Throughout the year, come rain or shine, farmers open their gates to provide young people with the opportunity to find out about food production. The Royal Highland Education Trust (RHET) works with farmers and growers across Scotland to engage schools and provide first-hand experiences of farming, food production and life in the countryside.
Young people have the opportunity to visit a wide range of farms from upland sheep farms and dairy units through to Brussels sprouts growers and everything in between. Visiting a local farm with all the sights and smells of food production in action provides lifelong memories.
We all need to eat, and understanding where food comes from is vitally important. In order to make sustainable food choices in life, we need to have information on which to base these choices. The wide range of information out there can be biased and overwhelming and a farm visit can help clarify food production questions young people may have. Visits also touch on concepts like seasonality and food miles, which can be followed up back in the classroom.
Children and young people gain insights into where their food comes from during the farm visits
Scotland is working towards becoming a Good Food Nation and is signed up to the 17 sustainability goals. Food production underpins several of these goals, including good health and life on land. Farm visits can help bring these goals to life and who better to hear from than the person growing or rearing that food?
A visit to a real working farm is a great example of sustainable learning. There are so many opportunities to engage on the farm, from seeing dairy cows being milked, identifying crops growing in the fields, smelling the silage the cows eat, or touching harvested wheat – the list goes on.
Seeing young people on a farm, shows how valuable these experiences are. They are excited and ask questions you would never get coming forward in the classroom setting. All the senses are engaged and for some it will be the first time they have visited a farm or even put on a pair of welly boots!
As well as an opportunity for outdoor learning, children and young people get some hands on experience identifying crops
A farm visit is much more than a day out – it is a learning experience covering food production, health and wellbeing, biodiversity, land management and of course, a great example of outdoor learning – and this invaluable learning experience is one that all young people should have access too.

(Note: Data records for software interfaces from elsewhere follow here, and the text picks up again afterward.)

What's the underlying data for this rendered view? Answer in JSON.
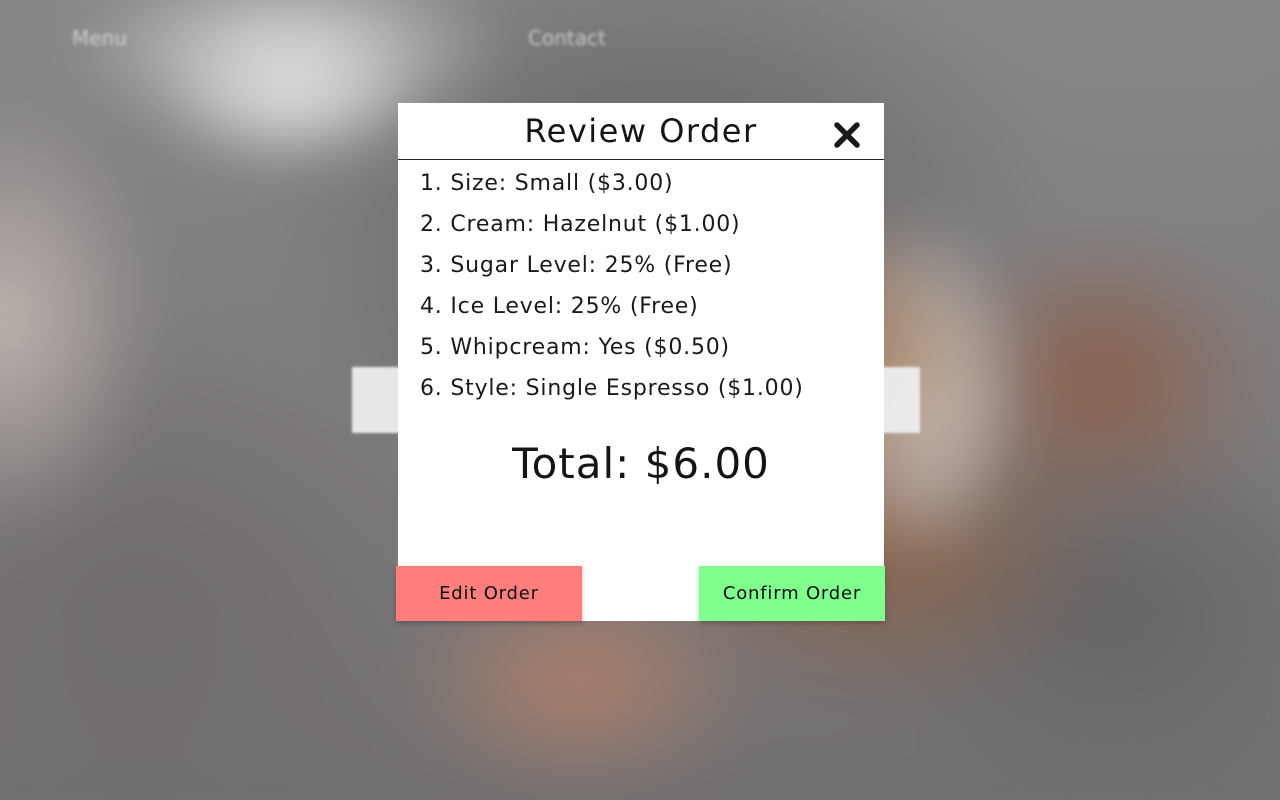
{
  "nav": {
    "menu_label": "Menu",
    "contact_label": "Contact"
  },
  "modal": {
    "title": "Review Order",
    "close_icon": "close-icon",
    "items": [
      "1. Size: Small ($3.00)",
      "2. Cream: Hazelnut ($1.00)",
      "3. Sugar Level: 25% (Free)",
      "4. Ice Level: 25% (Free)",
      "5. Whipcream: Yes ($0.50)",
      "6. Style: Single Espresso ($1.00)"
    ],
    "total": "Total: $6.00",
    "edit_label": "Edit Order",
    "confirm_label": "Confirm Order"
  },
  "colors": {
    "edit_button": "#ff7f7f",
    "confirm_button": "#80ff8f",
    "modal_background": "#ffffff"
  }
}
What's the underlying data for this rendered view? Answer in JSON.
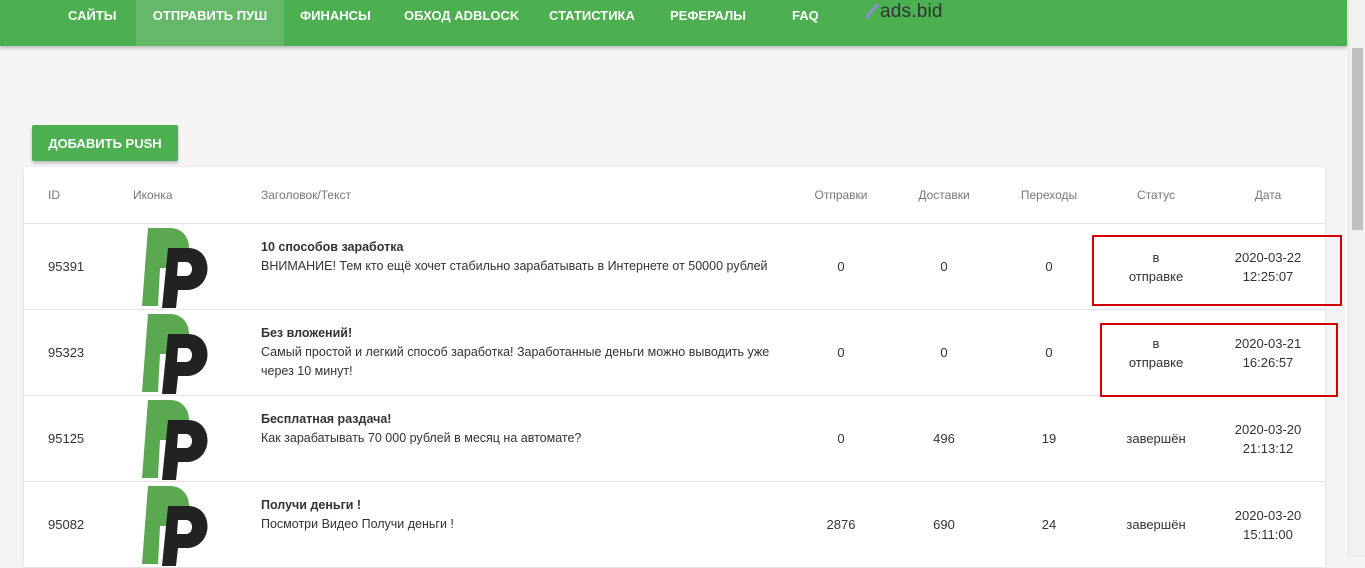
{
  "nav": {
    "items": [
      {
        "label": "САЙТЫ"
      },
      {
        "label": "ОТПРАВИТЬ ПУШ"
      },
      {
        "label": "ФИНАНСЫ"
      },
      {
        "label": "ОБХОД ADBLOCK"
      },
      {
        "label": "СТАТИСТИКА"
      },
      {
        "label": "РЕФЕРАЛЫ"
      },
      {
        "label": "FAQ"
      }
    ],
    "logo_text": "ads.bid"
  },
  "add_button_label": "ДОБАВИТЬ PUSH",
  "table": {
    "headers": [
      "ID",
      "Иконка",
      "Заголовок/Текст",
      "Отправки",
      "Доставки",
      "Переходы",
      "Статус",
      "Дата"
    ],
    "rows": [
      {
        "id": "95391",
        "title": "10 способов заработка",
        "text": "ВНИМАНИЕ! Тем кто ещё хочет стабильно зарабатывать в Интернете от 50000 рублей",
        "sends": "0",
        "deliveries": "0",
        "clicks": "0",
        "status_line1": "в",
        "status_line2": "отправке",
        "date": "2020-03-22",
        "time": "12:25:07"
      },
      {
        "id": "95323",
        "title": "Без вложений!",
        "text": "Самый простой и легкий способ заработка! Заработанные деньги можно выводить уже через 10 минут!",
        "sends": "0",
        "deliveries": "0",
        "clicks": "0",
        "status_line1": "в",
        "status_line2": "отправке",
        "date": "2020-03-21",
        "time": "16:26:57"
      },
      {
        "id": "95125",
        "title": "Бесплатная раздача!",
        "text": "Как зарабатывать 70 000 рублей в месяц на автомате?",
        "sends": "0",
        "deliveries": "496",
        "clicks": "19",
        "status_line1": "завершён",
        "status_line2": "",
        "date": "2020-03-20",
        "time": "21:13:12"
      },
      {
        "id": "95082",
        "title": "Получи деньги !",
        "text": "Посмотри Видео Получи деньги !",
        "sends": "2876",
        "deliveries": "690",
        "clicks": "24",
        "status_line1": "завершён",
        "status_line2": "",
        "date": "2020-03-20",
        "time": "15:11:00"
      }
    ]
  },
  "colors": {
    "nav_bg": "#4caf50",
    "highlight": "#d40000",
    "icon_green": "#5aa84f",
    "icon_dark": "#222222"
  }
}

The Scottish Government’s Learning for Sustainability – Vision 2030+ Action Plan provides a framework to increase the amount of learning time spent on sustainable skills.